Bukhara (Bokhara) is in the Soviet Republic of Turkmenistan. In the actual town, whose market was once greatly frequented by the caravans, no carpets at all are made. But the town has lent its name to the carpets of the Turkmen nomads, with their special patterns : shallow octagons repeated in rows over the entire surface. It was in the bazaars of Bukhara that the Turkmens sold the carpets woven by the women out on the steppes while the sheep were grazing. Even today, the best carpets are manufactured by the Turkmen tribe living in Russia. These are thin, very evenly knotted, and have two distinguishing shades of color ; on the slightly older carpets rusty brown, and on newer carpets streaks of Cardinal red. For nomad carpets, they have a very elegant and cultured appearance indeed.

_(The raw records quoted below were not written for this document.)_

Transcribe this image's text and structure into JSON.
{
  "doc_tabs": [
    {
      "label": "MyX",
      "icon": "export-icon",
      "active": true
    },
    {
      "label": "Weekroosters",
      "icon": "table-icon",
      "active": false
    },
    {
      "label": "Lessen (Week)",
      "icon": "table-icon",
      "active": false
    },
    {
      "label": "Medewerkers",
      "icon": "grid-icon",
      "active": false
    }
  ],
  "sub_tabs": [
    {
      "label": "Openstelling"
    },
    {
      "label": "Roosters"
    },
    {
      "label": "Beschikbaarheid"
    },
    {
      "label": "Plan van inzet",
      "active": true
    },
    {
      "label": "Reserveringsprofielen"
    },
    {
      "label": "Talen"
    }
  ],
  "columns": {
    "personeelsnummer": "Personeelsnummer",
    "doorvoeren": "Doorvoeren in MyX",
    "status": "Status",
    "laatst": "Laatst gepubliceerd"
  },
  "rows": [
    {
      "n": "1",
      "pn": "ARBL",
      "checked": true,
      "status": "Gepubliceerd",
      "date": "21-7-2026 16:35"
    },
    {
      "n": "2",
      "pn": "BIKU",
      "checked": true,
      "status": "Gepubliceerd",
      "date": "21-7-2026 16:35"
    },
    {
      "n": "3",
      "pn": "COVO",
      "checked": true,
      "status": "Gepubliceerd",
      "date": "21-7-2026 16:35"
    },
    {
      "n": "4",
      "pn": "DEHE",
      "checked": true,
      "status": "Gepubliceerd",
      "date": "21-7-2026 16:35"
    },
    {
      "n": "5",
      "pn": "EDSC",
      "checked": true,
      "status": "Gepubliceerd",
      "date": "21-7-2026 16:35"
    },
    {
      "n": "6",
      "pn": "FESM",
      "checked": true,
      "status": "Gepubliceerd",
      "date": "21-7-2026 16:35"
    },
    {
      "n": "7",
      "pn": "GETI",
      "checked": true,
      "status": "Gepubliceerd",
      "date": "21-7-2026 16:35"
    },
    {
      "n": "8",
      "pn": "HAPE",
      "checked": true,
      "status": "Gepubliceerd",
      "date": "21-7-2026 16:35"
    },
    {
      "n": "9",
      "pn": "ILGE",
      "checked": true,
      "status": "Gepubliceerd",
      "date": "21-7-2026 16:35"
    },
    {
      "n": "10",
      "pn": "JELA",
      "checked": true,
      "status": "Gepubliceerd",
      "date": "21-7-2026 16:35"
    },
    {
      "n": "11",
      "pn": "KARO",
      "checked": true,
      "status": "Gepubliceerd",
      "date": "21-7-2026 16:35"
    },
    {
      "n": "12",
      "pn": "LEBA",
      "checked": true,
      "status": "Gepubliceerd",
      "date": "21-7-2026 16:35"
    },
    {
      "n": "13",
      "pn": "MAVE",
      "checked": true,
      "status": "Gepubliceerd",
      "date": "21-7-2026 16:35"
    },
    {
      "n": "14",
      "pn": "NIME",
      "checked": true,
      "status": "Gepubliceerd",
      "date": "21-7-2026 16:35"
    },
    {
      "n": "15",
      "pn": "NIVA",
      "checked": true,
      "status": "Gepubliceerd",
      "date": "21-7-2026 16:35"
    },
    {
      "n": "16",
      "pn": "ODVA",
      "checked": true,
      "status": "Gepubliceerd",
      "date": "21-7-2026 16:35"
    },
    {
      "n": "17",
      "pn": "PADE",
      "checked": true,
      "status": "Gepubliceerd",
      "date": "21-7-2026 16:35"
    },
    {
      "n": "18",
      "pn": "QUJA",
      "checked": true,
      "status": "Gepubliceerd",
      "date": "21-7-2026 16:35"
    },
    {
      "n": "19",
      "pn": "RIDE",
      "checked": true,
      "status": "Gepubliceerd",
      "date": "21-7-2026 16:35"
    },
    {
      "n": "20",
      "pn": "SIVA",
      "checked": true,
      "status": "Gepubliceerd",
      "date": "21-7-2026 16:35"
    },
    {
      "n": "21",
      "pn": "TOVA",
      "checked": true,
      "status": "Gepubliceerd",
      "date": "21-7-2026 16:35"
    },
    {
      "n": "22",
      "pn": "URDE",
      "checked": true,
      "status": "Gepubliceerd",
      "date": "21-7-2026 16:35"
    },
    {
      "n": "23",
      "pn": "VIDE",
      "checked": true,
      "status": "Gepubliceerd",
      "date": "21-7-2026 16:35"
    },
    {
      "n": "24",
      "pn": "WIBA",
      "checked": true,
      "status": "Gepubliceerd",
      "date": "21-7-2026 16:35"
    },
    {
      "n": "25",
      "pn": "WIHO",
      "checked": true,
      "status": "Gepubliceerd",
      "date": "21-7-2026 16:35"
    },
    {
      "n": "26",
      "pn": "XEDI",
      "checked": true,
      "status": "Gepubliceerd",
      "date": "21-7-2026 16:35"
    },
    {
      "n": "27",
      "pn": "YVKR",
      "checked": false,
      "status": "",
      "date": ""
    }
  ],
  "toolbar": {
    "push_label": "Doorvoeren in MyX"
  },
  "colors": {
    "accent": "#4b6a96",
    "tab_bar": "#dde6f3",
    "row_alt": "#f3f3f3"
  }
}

These are closely followed by the Yomuds, the branch of the tribe living in Persia. If they fail to surpass their Russian cousins in quality, they do so in their fantasy. Their camel bags and tent hangings display numerous playful variations of pattern. Apart from the octagons known as “gul”, or rose pattern they also display barbed rhombs or bars. The borders are as fine on the Russian carpets, but the short end is extended by an extra border, a sort of tribal mark that can consist of bent combs, crabs, and other objects difficult to identify. The tent hanging or “hatchlin” is called in the native slang “purdah” – the veil with which the women cover their faces. Such a hanging has a character all its own, with a quartered central field without any octagons, and an extremely asymmetrical border. The most characteristic ornamental designs are spurs in the central field, and zigzag lines in the border.
Bukhara carpets are also made in Afghanistan. These are thicker and heavier, with a velour-like surface and the warm red color of Afghan carpets. They are regarded in the trade as high quality Afghans, and referred to as Dowlatabads from the town in which they are made. Cf. p. 50. The “P. Bukhara” or “Pak Bukhara” carpets displayed in many shops are from Pakistan. They have nothing whatsoever to do with the Turkmen carpets. See further under “Pakistani carpets” ,p.129.
The warp and weft threads in Bukhara are of woolen yarn – previously always home – spun and with unnecessarily long fringes. Turkish knots.
The quality grading’s for Russian Bukharas are as follow :
No. of knots per inch
length breadth No. of knots per sq in
B 18 16 288
C 17 12 204
For Yomud Bukharas:
A 19 14 266
B 18 12 216
C 16 8 128